Like the tides of a roaring ocean that ebbs and flows, so does your financial security.
Whether you are riding high or just making it by the skin of your pants, it’s not unusual to worry and wonder about your own financial security. Financial stability, apart from being able to pay unexpected bills and fund your own retirement, gives you the confidence and strength to carry on with everyday life.
By saving money and increasing your income, you can move toward banking your nest egg or reaching your long-term goal, maybe your first $100,000.
And once you do reach those goals, the way to even more financial security becomes easier.
Here are some tips as suggested by Investopedia.com.
For many, saving their first $100,000 is a goal that isn’t short-term or easy. To do so means you need to start training your mind, and understand how to achieve this goal and plan accordingly.
If you are someone who never follows a budget or watches expenses, you might want to start. Begin thinking about achieving the goal of saving; in other words, bear in mind small things can add up.
For instance, cutting back on daily visits to the coffee shop or taking public transportation to work instead of driving a few days a week can make a world of difference, the website suggests.
Launch Short-Term Saving Goals
If you imagine yourself in a fabulous home post-retirement, good for you, but dreaming may not get you going today. To stay motivated, break your long-term saving goals into short-term goals. These can be weekly goals. Set aside a little bit here and there when possible if it doesn’t interrupt or really affect your day-to-day life.

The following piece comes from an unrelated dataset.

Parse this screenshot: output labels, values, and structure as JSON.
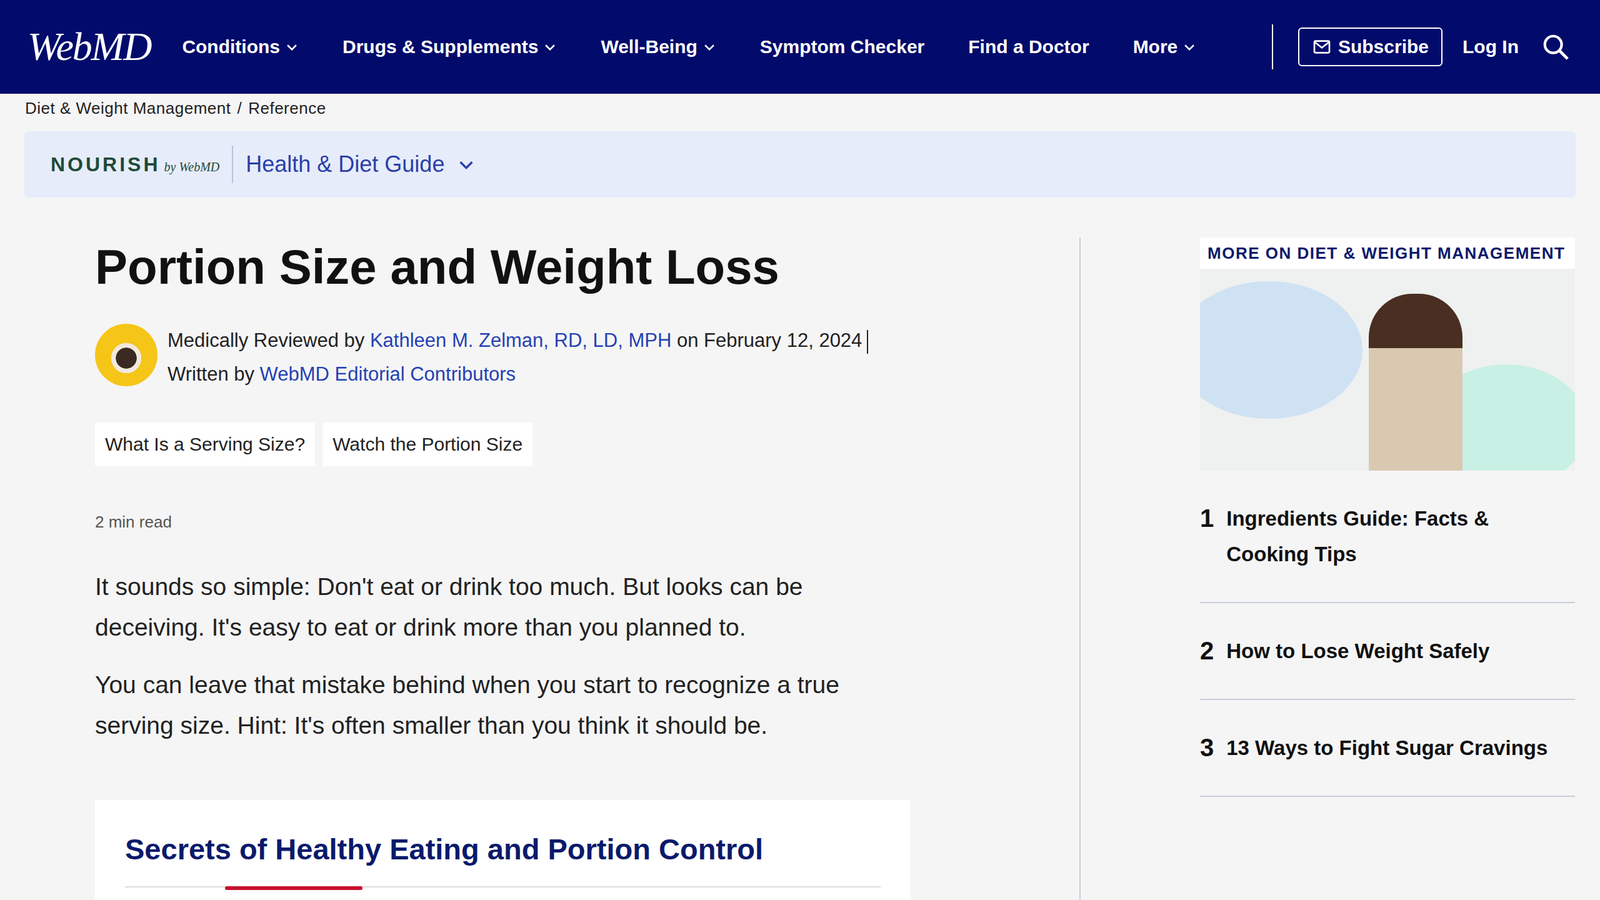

Hence, saving on the daily coffee habit and making your own cup of Joe at home, or carpooling with colleagues. Starting the process early and saving small amounts steadily helps in the overall scheme of things and toward your long-term goals.
You can have daily saving goals, too, as this will help keep you pushing forward toward the longer-term goal. For instance, savings accounts, certificates of deposits, money market deposit accounts and Treasury bills are good short-term money-saving instruments. A savings account is particularly useful as an emergency fund keeper, the website suggests.
Save on Dreaded Taxes
If you are employed and your employer offers a 401(k) tax-deferred savings plan, opt in. The amount you contribute to the plan and the earnings on it are tax-free until you withdraw the money for retirement. The percentage you contribute also reduces your taxable income by the same percentage. If your employer does not offer a 401(k) plan, then consider opening an individual retirement account (IRA). Earnings in an IRA account are also tax-deferred. To enroll in either, fill out a simple form and contribute. This is a structured way to save, where the interest is compounded, with a tax savings, the website suggests.
Reduce the Interest Burden
Prioritizing debt and reducing it is a critical step to saving. Check out your loans and see how long it will take you to pay them off. If you have savings or fixed deposits, you can liquidate some to reduce your debt burden. If you get a bonus or a dividend, why not prepay a part of your mortgage to reduce the interest burden? As for credit card debt, talk to the credit card company and negotiate a lower interest rate if possible. Some companies may offer to take on other credit card company loans at a lower interest in the pursuit of reaping new customers. If you need to take out a loan, shop around and choose to borrow money with the lowest interest rates, the website suggests.
Taking Advantage of Employee Benefits
See if your employer can be your partner in your savings goal. Some employers offer a company match – meaning it contributes – to the 401(k) plans offered. Contribute to this fund as much as possible. Check out other benefits your employer may provide, such as special discounts at stores, or health club memberships, or even health savings accounts. Also, see if your employer helps with any going “back-to-school” programs, and take advantage of the opportunity, the website suggests.
Seek Out Additional Income
Generating revenue outside of your daily job may also help you reach your long-term goals/or dream a lot faster. Do you have a hobby or service you can teach for money to others? Don’t let any of your skills or talents go to waste.
There are always ways to keep your own costs down such as eating out less, walking short distances rather than taking the car; buying groceries in bulk versus visiting the grocery store to often; giving up smoking and other expensive habits; taking lunch to work; recycling and reusing items as much as possible; using alternative energy to light and heat your home; and giving away or selling whatever old clothing, or household items you don’t use, the website suggests.
In the end, there are many ways of saving if you just look around. Before you know it, the extra money you are pocketing will add up and you will make your long-range goal (s) or dream.